What is being asked>
The pictures are to be left out when the listing below is reproduced word for word.

Records shown>
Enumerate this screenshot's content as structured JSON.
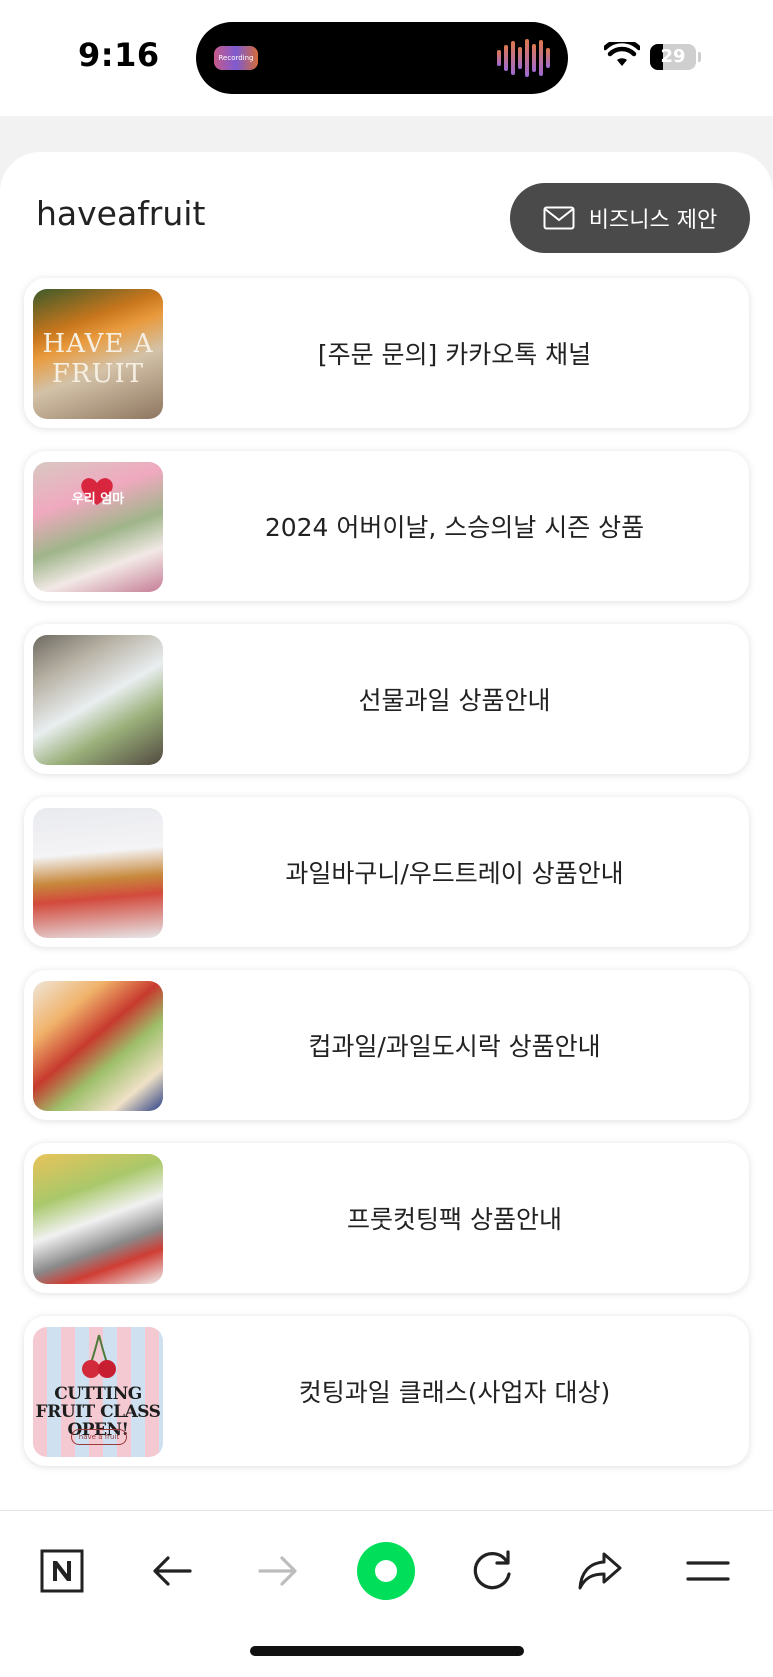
{
  "status_bar": {
    "time": "9:16",
    "island_label": "Recording",
    "battery_level": "29",
    "battery_fraction": 0.29
  },
  "profile": {
    "name": "haveafruit",
    "business_button_label": "비즈니스 제안",
    "business_icon": "mail-icon"
  },
  "links": [
    {
      "label": "[주문 문의] 카카오톡 채널",
      "thumb_text": "HAVE A FRUIT"
    },
    {
      "label": "2024 어버이날, 스승의날 시즌 상품",
      "thumb_text": "우리 엄마"
    },
    {
      "label": "선물과일 상품안내"
    },
    {
      "label": "과일바구니/우드트레이 상품안내"
    },
    {
      "label": "컵과일/과일도시락 상품안내"
    },
    {
      "label": "프룻컷팅팩 상품안내"
    },
    {
      "label": "컷팅과일 클래스(사업자 대상)",
      "thumb_text": "CUTTING FRUIT CLASS OPEN!",
      "thumb_subtext": "have a fruit"
    }
  ],
  "nav": {
    "items": [
      "naver-n-icon",
      "back-arrow-icon",
      "forward-arrow-icon",
      "green-dot-icon",
      "refresh-icon",
      "share-icon",
      "menu-icon"
    ],
    "accent_color": "#00de5a",
    "forward_disabled_color": "#bdbdbd"
  }
}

Task answer>
Enumerate this screenshot's content as structured JSON.
{
  "status_bar": {
    "time": "9:16",
    "island_label": "Recording",
    "battery_level": "29",
    "battery_fraction": 0.29
  },
  "profile": {
    "name": "haveafruit",
    "business_button_label": "비즈니스 제안",
    "business_icon": "mail-icon"
  },
  "links": [
    {
      "label": "[주문 문의] 카카오톡 채널",
      "thumb_text": "HAVE A FRUIT"
    },
    {
      "label": "2024 어버이날, 스승의날 시즌 상품",
      "thumb_text": "우리 엄마"
    },
    {
      "label": "선물과일 상품안내"
    },
    {
      "label": "과일바구니/우드트레이 상품안내"
    },
    {
      "label": "컵과일/과일도시락 상품안내"
    },
    {
      "label": "프룻컷팅팩 상품안내"
    },
    {
      "label": "컷팅과일 클래스(사업자 대상)",
      "thumb_text": "CUTTING FRUIT CLASS OPEN!",
      "thumb_subtext": "have a fruit"
    }
  ],
  "nav": {
    "items": [
      "naver-n-icon",
      "back-arrow-icon",
      "forward-arrow-icon",
      "green-dot-icon",
      "refresh-icon",
      "share-icon",
      "menu-icon"
    ],
    "accent_color": "#00de5a",
    "forward_disabled_color": "#bdbdbd"
  }
}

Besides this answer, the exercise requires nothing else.